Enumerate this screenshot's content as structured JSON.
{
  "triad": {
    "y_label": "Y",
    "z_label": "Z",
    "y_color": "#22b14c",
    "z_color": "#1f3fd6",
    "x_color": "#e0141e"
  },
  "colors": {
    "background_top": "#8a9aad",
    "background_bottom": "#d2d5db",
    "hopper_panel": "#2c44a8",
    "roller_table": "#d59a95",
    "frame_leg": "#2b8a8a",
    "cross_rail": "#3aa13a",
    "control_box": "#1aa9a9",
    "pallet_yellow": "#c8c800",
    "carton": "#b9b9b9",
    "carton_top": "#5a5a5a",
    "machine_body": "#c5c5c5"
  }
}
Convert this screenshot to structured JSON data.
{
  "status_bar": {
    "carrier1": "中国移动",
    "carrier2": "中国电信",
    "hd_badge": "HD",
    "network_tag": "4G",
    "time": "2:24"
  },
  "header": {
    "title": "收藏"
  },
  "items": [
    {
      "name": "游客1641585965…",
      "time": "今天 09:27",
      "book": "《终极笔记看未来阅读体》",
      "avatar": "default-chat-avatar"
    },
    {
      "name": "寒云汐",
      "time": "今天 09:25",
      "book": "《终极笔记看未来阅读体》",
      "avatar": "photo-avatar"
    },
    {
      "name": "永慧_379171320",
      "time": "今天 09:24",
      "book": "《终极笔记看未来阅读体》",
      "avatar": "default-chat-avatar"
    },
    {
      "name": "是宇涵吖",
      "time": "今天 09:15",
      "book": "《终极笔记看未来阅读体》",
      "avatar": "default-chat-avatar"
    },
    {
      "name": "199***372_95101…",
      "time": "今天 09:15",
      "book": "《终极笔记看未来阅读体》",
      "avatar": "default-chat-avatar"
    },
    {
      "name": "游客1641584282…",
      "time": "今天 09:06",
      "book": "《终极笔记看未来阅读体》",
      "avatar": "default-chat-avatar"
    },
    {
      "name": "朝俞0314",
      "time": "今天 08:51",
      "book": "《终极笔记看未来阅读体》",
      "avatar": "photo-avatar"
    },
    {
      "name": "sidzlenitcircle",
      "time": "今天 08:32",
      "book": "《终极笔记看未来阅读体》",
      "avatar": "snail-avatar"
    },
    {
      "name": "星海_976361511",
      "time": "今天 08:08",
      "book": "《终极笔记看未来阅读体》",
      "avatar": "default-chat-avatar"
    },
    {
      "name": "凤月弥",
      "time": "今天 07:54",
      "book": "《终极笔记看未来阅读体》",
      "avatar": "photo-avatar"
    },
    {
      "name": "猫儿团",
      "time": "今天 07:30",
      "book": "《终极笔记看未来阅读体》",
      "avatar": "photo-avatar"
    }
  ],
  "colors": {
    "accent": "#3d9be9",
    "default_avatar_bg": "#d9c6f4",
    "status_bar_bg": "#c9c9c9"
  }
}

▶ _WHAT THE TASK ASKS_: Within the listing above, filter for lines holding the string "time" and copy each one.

▶ _RESPONSE_:
    "time": "2:24"
      "time": "今天 09:27",
      "time": "今天 09:25",
      "time": "今天 09:24",
      "time": "今天 09:15",
      "time": "今天 09:15",
      "time": "今天 09:06",
      "time": "今天 08:51",
      "time": "今天 08:32",
      "time": "今天 08:08",
      "time": "今天 07:54",
      "time": "今天 07:30",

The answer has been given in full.